Iraq
Iraq
FA Cup

Defunct (men)

Iraqi Elite Cup Iraqi Central FA Cup

Super cups

Men

Iraqi Super Cup
Iraqi Super Cup
(2017)

Lists

Champions Clubs Clubs by major honours Venues

Men's clubs Men's players Expatriate players Managers Referees Venues Asian Cup record World Cup record All-time record Records and statistics

v t e

Iraqi Premier League

2017–18 clubs

Al-Bahri Al-Diwaniya Al-Hedood Al-Hussein Al-Kahraba Al-Minaa Al-Naft Al-Najaf Al-Quwa Al-Jawiya Al-Samawa Al-Shorta Al-Sinaat Al-Kahrabaiya Al-Talaba Al-Zawraa Amanat Baghdad Karbalaa Naft Al-Janoob Naft Al-Wasat Naft Maysan Zakho

Seasons

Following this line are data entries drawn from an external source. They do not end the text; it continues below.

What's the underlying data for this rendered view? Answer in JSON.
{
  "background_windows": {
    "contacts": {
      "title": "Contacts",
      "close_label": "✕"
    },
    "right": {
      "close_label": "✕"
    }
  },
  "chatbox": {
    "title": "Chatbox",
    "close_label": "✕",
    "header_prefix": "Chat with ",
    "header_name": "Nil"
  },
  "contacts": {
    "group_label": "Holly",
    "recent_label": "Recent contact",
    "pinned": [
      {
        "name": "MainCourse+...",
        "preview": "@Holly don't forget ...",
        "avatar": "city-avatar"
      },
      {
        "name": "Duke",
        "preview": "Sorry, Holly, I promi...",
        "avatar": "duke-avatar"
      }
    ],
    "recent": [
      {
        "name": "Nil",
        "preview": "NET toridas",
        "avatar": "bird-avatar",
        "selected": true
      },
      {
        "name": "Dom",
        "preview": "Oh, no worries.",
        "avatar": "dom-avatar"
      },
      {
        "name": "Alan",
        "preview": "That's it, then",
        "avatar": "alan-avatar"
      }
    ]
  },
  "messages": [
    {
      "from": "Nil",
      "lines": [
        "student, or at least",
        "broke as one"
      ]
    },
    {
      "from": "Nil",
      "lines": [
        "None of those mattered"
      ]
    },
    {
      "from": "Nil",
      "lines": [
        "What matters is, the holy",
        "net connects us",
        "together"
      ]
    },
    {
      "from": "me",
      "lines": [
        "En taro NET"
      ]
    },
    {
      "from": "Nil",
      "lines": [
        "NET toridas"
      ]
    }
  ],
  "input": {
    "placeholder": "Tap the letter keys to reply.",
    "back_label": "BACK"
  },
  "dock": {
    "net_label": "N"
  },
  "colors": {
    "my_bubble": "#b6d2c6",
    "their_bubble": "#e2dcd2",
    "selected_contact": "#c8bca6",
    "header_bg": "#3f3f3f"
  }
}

1974–75 1975–76 1976–77 1977–78 1978–79 1979–80 1980–81 1981–82 1982–83 1983–84 1984–85 1985–86 1986–87 1987–88 1988–89 1989–90 1990–91 1991–92 1992–93 1993–94 1994–95 1995–96 1996–97 1997–98 1998–99 1999–2000 2000–01 2001–02 2002–03 2003–04 2004–05 2005–06 2006–07 2007–08 2008–09 2009–10 2010–11 2011–12 2012–13 2013–14 2014–15 2015–16 2016–17 2017–18

v t e

Top level football leagues of Asia (AFC)

Afghanistan Australia Bahrain Bangladesh Bhutan Brunei Cambodia China
China
PR Chinese Taipei Guam Hong Kong India
India
(I-League, Super League) Indonesia Iran Iraq Japan Jordan Kuwait Kyrgyzstan Laos Lebanon Macau Malaysia Maldives Mongolia Myanmar Nepal North Korea Northern Mariana Islands† Oman Pakistan Palestine (Gaza Strip, West Bank) Philippines Qatar Saudi Arabia Singapore South Korea Sri Lanka Syria Tajikistan Thailand Timor-Leste Turkmenistan United Arab Emirates Uzbekistan Vietnam Yemen

† Associ

.